|born on||18 July 1849 at 16:00 (= 4:00 PM )|
|Place||Toulon, France, 43n07, 5e56|
|Timezone||LMT m5e56 (is local mean time)|
|Astrology data||25°48' 08°27 Asc. 06°37'|
French writer and critic.
Brunetiere critical ability, wide learning and trenchant style won early recognition and he became editor-in-chief of the "Revue des Deux Mondes." For several years he held the position of professor of French literature and language at the Ecole Normale, being dropped from the list of professors, owing to his conversion to Catholicism, when the school was reorganized in 1905. He lectured in the United States in 1897.
He was decorated with the Legion of Honour in 1887, and became a member of the Académie française in 1893.
He possessed vast erudition and unflinching courage. He was never afraid to diverge from the established critical view. The most honest, if not the most impartial, of magisterial writers, he had a hatred of the unreal, and a contempt for the trivial; nobody was more merciless towards the pretentious.

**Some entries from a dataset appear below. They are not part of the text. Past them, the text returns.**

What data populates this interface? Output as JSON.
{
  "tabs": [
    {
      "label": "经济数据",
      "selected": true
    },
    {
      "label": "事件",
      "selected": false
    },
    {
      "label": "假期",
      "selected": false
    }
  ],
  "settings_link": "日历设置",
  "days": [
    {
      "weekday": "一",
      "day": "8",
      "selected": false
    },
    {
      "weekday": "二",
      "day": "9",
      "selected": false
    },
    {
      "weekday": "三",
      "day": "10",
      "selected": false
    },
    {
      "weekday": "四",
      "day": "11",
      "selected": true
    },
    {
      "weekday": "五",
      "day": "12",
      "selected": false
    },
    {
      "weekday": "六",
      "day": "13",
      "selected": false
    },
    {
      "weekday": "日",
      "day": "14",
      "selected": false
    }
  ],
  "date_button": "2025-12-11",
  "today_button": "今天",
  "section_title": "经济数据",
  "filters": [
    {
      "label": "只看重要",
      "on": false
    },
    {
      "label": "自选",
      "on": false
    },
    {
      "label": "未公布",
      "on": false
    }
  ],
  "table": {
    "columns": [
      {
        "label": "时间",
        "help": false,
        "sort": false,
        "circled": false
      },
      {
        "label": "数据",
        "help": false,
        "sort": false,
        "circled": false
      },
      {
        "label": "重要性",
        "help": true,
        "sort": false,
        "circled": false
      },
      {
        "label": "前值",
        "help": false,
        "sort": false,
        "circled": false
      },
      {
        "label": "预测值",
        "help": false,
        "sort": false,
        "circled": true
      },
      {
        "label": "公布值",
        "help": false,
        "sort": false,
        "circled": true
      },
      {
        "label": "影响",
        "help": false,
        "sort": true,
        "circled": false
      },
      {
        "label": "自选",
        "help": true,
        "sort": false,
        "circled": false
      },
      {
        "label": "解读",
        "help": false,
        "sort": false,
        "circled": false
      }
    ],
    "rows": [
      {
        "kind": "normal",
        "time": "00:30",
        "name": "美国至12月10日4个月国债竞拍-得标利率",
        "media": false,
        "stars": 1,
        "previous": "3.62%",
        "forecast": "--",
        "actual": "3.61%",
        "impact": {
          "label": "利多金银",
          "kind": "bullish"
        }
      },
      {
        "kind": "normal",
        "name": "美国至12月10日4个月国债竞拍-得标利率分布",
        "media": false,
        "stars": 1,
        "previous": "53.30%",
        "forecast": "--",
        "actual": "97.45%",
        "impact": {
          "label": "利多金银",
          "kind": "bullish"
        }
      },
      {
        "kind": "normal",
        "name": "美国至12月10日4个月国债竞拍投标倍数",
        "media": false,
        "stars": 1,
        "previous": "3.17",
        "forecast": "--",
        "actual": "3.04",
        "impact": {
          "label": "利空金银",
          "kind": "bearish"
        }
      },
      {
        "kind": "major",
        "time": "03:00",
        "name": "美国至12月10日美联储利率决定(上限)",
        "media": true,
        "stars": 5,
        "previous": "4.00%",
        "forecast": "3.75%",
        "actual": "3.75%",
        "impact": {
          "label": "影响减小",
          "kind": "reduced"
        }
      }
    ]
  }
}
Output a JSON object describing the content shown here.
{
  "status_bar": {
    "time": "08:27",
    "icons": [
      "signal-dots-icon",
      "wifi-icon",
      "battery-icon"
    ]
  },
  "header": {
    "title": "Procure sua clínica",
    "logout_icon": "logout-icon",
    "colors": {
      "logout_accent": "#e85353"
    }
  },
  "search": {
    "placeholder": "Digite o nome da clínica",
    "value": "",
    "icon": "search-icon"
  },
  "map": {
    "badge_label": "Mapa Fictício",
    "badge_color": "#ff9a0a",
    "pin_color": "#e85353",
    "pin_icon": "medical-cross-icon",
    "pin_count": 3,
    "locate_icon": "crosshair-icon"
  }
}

On the other hand, his intolerance, his sledge-hammer methods of attack and a certain dry pedantry alienated the sympathies of many who recognized his remarkable intellect.
He is consider as the greatest French critic of the last twenty years of the 19th century.
He died 9 December 1906, Paris.
- Work : Great Achievement 1893 (Elected to the French Academy)
- Vocation : Writers : Critic